I really didn’t want to like Jean but, as I wrote her story I started to understand her a bit more. Was it really her fault or was she merely a product of her own childhood? We only see Jean’s mother briefly but I think that’s enough to know where she got her mothering skills from. When Jean needed her mother’s support it wasn’t there so should we be surprised when she behaves the same way? 

Another line I wanted to pursue was how mother and daughter, a generation apart, would deal with the age-old problem of what to do when you are pregnant and unmarried. The shame was enormous in the 1950’s and had things changed that much nearly thirty years later? Maybe it had for some but not for Jean. Having said that, when Jean tried to make the problem go away was she, in her own mind, trying to do what she thought was best for her daughter? 

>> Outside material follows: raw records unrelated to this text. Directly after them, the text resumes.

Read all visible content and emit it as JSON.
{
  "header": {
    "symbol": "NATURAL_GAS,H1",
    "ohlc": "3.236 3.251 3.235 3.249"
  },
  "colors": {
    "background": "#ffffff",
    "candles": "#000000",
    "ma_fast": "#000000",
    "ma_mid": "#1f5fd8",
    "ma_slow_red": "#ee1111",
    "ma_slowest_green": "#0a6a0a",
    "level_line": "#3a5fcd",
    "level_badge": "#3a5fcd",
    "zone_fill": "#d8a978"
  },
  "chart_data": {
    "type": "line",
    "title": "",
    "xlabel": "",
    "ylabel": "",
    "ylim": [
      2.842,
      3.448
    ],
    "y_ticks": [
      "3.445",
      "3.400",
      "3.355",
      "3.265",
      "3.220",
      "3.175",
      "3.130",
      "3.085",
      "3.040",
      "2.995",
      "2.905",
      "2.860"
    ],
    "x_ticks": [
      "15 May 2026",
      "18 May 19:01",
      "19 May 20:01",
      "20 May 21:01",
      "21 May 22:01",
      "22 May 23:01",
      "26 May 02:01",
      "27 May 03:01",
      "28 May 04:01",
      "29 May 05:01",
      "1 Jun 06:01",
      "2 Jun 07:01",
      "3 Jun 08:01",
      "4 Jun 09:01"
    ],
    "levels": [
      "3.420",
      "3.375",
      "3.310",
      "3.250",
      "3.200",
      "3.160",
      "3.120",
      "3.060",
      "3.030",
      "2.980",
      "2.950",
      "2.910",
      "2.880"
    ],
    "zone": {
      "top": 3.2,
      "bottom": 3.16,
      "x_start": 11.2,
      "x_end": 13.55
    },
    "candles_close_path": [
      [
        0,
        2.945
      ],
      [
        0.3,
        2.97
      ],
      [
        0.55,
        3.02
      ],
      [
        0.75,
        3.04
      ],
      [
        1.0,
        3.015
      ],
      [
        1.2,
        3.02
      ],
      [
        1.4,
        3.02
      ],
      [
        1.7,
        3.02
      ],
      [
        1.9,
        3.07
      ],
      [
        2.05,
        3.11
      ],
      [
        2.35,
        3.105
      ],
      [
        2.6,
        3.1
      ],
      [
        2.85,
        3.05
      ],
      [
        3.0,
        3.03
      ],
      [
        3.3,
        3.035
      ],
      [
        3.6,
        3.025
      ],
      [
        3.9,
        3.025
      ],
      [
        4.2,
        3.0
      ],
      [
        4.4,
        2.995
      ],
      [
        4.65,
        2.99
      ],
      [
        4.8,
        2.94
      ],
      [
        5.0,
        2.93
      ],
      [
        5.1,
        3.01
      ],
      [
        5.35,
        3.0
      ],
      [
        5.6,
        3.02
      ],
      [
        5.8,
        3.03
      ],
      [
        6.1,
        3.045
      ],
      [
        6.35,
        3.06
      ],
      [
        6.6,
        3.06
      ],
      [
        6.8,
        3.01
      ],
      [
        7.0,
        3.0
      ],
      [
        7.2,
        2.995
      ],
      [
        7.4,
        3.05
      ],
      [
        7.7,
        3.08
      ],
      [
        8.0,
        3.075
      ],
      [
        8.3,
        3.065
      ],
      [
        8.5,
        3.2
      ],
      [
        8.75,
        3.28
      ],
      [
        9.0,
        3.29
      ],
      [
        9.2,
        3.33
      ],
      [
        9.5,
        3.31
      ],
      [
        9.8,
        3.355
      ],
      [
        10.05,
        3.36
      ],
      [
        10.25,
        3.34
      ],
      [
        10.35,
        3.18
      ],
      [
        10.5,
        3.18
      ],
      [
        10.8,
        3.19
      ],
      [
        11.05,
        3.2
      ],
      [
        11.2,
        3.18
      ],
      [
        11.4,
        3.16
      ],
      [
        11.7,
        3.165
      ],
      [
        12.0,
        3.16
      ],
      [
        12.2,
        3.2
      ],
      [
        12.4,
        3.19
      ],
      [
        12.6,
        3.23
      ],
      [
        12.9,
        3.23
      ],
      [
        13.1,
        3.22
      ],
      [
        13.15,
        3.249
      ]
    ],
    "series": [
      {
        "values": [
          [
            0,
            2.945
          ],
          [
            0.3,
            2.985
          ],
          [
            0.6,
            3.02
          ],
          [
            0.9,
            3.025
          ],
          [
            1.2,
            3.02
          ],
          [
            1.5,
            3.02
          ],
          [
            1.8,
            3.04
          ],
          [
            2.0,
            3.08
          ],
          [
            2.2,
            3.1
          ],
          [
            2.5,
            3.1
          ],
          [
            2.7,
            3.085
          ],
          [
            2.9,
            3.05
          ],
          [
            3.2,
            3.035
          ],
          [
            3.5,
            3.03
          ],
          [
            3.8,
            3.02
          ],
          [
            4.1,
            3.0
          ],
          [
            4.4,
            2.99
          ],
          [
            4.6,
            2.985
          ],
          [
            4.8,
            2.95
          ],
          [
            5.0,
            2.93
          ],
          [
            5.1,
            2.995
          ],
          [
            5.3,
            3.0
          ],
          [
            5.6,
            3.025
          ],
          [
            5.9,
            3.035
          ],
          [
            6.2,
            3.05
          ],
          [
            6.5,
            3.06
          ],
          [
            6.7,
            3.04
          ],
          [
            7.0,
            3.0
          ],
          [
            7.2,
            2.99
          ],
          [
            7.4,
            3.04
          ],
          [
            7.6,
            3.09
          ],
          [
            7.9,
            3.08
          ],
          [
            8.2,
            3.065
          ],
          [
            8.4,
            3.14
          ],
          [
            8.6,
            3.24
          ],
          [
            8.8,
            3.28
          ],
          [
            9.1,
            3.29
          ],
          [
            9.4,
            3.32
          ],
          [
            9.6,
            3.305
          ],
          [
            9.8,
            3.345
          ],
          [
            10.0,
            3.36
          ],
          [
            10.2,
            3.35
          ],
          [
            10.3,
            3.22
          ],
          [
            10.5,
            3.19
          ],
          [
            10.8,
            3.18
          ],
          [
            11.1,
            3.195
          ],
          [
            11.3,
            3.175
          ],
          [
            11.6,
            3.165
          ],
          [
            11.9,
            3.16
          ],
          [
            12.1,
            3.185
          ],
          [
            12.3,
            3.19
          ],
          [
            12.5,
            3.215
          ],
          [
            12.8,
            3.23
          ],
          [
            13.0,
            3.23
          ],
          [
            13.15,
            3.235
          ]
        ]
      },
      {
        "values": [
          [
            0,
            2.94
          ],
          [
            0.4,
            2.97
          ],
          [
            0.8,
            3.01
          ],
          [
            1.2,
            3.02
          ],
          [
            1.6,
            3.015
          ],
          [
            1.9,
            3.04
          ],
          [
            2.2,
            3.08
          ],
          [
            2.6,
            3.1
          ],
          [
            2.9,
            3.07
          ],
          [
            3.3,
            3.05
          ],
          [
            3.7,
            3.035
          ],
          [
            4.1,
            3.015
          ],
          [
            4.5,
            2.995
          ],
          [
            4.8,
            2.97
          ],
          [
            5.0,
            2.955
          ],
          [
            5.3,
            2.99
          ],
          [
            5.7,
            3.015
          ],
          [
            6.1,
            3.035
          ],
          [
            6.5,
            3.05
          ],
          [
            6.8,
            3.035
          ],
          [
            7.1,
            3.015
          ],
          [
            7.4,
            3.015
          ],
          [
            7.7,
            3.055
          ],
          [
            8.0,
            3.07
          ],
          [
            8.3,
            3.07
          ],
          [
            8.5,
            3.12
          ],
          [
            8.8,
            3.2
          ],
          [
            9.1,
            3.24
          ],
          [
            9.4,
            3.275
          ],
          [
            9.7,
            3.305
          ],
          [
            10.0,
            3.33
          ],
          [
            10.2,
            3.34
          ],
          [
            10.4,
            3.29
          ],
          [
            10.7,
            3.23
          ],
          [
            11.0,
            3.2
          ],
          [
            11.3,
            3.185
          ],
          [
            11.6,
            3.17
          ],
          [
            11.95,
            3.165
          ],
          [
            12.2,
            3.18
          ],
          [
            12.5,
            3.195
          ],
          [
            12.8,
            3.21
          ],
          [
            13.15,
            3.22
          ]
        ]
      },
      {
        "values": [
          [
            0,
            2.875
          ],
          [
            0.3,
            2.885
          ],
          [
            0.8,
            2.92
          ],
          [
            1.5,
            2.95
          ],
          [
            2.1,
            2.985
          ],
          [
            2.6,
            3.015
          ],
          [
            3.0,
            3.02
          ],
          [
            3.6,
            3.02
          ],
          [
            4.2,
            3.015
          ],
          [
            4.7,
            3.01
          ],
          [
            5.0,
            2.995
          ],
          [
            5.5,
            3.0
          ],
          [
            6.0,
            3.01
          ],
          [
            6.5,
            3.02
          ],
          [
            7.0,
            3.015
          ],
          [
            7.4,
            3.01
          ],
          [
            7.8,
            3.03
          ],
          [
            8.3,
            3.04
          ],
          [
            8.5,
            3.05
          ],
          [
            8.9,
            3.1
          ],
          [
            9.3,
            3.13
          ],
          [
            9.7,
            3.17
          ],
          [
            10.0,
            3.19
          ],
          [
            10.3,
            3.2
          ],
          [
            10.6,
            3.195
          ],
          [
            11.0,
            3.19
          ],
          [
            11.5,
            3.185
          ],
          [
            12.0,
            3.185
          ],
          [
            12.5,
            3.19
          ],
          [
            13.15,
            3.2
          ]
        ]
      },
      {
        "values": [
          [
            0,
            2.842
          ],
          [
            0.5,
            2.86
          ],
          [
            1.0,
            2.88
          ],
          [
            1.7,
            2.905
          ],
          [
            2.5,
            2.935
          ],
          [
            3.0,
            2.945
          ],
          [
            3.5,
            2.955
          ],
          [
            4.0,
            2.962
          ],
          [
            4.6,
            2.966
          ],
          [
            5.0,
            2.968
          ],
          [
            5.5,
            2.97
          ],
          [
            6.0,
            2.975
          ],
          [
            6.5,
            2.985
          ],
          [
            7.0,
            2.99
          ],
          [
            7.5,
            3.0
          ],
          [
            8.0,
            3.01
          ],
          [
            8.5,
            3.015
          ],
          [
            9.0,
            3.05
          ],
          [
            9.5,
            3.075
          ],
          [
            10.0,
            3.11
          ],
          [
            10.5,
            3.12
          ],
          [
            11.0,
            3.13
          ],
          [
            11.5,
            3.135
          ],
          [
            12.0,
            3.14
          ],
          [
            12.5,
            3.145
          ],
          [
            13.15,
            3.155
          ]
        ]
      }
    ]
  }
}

The main thing that I wanted to look at in this book though was the mother/daughter relationship. I am a mother and a daughter but I am not the mother of a daughter. I do however have a lot of friends with daughters so I can see that its rarely a straightforward thing at the best of times. Throw secrets and lies into the equation and you have a recipe for maybe not disaster but certainly for misunderstandings.

 

Jean came to life in my head following a conversation with someone whose mother was just like Susan’s and this surprised me because being on the outside, as I was, I had no idea. What has surprised me more though is that as I’ve been talking to other women about my book a lot of them have told me that their mothers were the same. This makes me appreciate not only my own mother but also my sister all the more. They were the women that put the metaphorical ribbons in my hair and that is why this book is dedicated to them. 

                                                                           💝💝💝

Don’t forget to check out the other stops on the tour! Thank you for stopping by today!

RIBBONSBANNER.png